The (most probably) final scrape of the bottom of the barrel was when Sire/Rhino Records released the 2CD Box set of Pleased To Meet Me (2020), most probably in order to satisfy the elite completists. This means that four more originals on The Pleasure Is All Yours that have not been mentioned in this article before appear on this box set for the first time: (Learn How To Fail; Run For The Country; Lift Your Skirt and Trouble On The Way.
A cover of Billy Swan’s I Can Help is the fifth track from the 2CD Box set that is on The Pleasure Is All Yours. At the same time, I Can Help gives flashbacks of the days when The Replacements toured as some kind of a living jukebox, playing covers from all over the place – sometimes just snippets depending on the length of the attention span of the day.
It’s annoying that this 2CD Box set is not referenced to on the information sheet belonging to The Pleasure Is All Yours, especially when all songs from All For Nothing/Nothing For All and the deluxe version (Rhino #513982) are mentioned properly.
Leftovers or not, The Replacements had from Let It Be (1984) and onwards a high minimum level of quality that justified these CD releases could be targeted at bona fide fans. In addition, many of the recordings provide interesting insights into the creation process and the progression of the studio work. But to be completely honest, the absolute need for this all vast extra material is only for the, after all, the very few who really want to know every detail about this studio period.
The Pleasure Is Really All Yours
With that said: we can state that all twelve songs on The Pleasure Is All Yours have been released before. Aware of this, we have to ask ourselves if it’s really worth having?
I would undoubtedly answer “yes”, and have several reasons for claiming it.
First of all, we get a great summary served on one plate of the non-album songs from the Pleased To Meet Me studio sessions that do not overlap with previous official releases on vinyl (The Ledge 12”). All songs are of high quality, but they were obviously judged to give a straggly and too rough-edged impression that disqualified them from being included on the slicker Pleased To Meet Me. Since the material at least is equivalent to a 2LP, such a release would have been an option from the start – but that format would probably have limited the album’s commercial potential. Also the substantial portion of covers works as a restriction in this respect.

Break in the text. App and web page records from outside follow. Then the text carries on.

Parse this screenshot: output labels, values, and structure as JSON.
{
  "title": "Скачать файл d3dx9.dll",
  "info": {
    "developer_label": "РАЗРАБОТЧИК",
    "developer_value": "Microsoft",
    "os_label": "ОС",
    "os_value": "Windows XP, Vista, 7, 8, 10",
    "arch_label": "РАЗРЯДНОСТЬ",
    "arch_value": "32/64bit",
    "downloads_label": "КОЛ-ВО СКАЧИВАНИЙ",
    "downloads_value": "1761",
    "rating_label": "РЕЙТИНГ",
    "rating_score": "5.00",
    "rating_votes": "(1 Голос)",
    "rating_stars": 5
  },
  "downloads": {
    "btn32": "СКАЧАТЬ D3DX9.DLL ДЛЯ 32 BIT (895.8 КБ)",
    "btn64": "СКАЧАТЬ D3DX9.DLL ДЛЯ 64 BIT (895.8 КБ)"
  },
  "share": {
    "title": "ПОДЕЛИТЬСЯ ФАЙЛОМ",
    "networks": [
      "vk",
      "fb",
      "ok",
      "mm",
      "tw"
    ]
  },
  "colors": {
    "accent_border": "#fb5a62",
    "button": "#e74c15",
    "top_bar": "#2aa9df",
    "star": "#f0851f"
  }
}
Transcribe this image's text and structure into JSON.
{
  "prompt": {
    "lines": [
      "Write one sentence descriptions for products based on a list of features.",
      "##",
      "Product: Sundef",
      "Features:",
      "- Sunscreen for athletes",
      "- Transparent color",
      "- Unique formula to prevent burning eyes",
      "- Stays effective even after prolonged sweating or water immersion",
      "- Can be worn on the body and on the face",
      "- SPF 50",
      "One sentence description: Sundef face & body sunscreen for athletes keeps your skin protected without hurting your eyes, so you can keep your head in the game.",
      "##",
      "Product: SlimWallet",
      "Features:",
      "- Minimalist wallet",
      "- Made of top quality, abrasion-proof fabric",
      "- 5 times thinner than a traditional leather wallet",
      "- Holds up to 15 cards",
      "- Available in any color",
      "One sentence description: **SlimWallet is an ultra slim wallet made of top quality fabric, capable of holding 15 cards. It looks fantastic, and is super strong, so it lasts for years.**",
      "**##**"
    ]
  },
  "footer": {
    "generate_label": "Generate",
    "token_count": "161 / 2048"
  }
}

Another thing that is beneficial with The Pleasure Is All Yours is that all the excess content found on previous CDs has been filtered out while the essence has been retained. It is in most cases annoying with the abundance of excess material on CDs – just because it is possible to squeeze in more than 70 minutes in the CD format, you do not have to do it. A further cause of irritation is all the duplicates and triplicate you get that automatically become deadweight just because it is sometimes the only way to get the things you are looking for if you want them on a physical medium. The mentioned CD releases contain the original album that you get whether you already have it or not – maybe good for newcomers, but it’s still a way to rewrite the history and tweak the idea with the original release.
Let’s Shake Hands
The perfect handshake would therefore be: the original album; The Ledge 12” and The Pleasure Is All Yours (and, optionally, also Cool Water on the B-side of the Can’t Hardly Wait 7”) – all 26 songs are recorded during a three-month session spell supervised by the same producer. Let’s hope that the limited edition of 10,000 is large enough to cusp the worst speculations.